FROM Alia Wong
Diversity in higher education is back in the crosshairs Despite decades of legal actions, legislation, and US Supreme Court decisions, "affirmative action" in college admissions is still a political hot potato. The New York Times reports that the Trump Administration is recruiting from among its political appointees to the Justice Department's Civil Rights division for lawyers who want to bring challenges to race-based policies in university and college admissions. Critics fear that will weaken protections for blacks and Latinos. Caught in the middle is the fastest-growing minority, Asian-Americans. Is the Administration aiming for real change — or signaling to its base of supporters?
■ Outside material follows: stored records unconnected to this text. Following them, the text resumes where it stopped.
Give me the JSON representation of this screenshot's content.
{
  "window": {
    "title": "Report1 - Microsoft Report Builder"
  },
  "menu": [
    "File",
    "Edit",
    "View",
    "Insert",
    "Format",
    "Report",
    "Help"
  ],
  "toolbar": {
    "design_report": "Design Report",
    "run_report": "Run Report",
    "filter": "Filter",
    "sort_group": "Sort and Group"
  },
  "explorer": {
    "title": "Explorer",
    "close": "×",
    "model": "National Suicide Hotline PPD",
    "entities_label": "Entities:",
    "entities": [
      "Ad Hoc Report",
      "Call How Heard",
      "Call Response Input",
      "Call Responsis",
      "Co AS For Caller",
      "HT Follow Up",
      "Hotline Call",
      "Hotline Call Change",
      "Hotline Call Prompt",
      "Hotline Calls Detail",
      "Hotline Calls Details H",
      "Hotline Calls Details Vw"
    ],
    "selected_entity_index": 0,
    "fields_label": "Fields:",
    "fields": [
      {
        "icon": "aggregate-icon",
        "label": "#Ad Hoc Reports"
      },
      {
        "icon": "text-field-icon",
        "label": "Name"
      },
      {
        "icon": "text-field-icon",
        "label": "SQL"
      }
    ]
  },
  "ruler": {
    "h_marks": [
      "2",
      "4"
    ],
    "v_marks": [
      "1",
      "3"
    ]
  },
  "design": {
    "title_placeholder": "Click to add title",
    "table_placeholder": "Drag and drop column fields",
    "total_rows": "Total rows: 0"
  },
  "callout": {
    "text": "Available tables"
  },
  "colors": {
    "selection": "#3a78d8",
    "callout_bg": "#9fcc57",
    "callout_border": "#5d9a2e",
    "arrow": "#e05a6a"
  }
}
Is the real enemy of "diversity" not race after all--but economic inequality?
DeVos confirmed as education secretary as Pence breaks tie Betsy DeVos was confirmed as President Trump's Education Secretary today by the narrowest margin provided by the Constitution. Vice President Mike Pence declared, "The Senate being equally divided, the Vice President votes in the affirmative and the nomination is confirmed." That was the first time in history that a Vice President broke a tie to confirm a cabinet nominee. Democrats conducted a 24-hour speaking marathon before the vote. Alia Wong, Education Editor at The Atlantic , says efforts by two GOP Senators to derail the confirmation fell short against pressure from fellow Republicans to stick with their party's preference.
Obama and Former Students Go After For-Profit Colleges "The future of the for-profit college industry is looking pretty dismal right about now — and that, many would agree, is generally a good thing." That's the first line of an article in The Atlantic magazine, " The Downfall of For-Profit Colleges ." After investigating the "shady" practices of some for-profit colleges, the Obama Administration is going after their budgets. We hear how loopholes may be closed and talk to an angry former student who refuses to pay back her loans
Trump's 'America First' goes missing abroad In the Middle East, President Trump is changing some policies of the Obama Administration—and reversing his own campaign attacks on Islam as a religion that "hates us." We hear about his visit to Saudi Arabia and what's at stake for the rest of his foreign excursion.
What happens when America retreats from the world? Is President Trump taking his "America First" agenda to extremes, withdrawing the country from the international stage on trade and climate change, distancing America from its traditional allies across the Atlantic and even threatening to physically isolate the country through the building of a wall along its southern border? León Krauze guest hosts.
The longest US war: Will Trump send more troops to Afghanistan? The Trump White House is divided over the Pentagon's request for more troops in Afghanistan—where the US has been fighting for the past 16 years. Is there a formula -- either for "victory" or a political settlement? Is there an end in sight for America's longest war?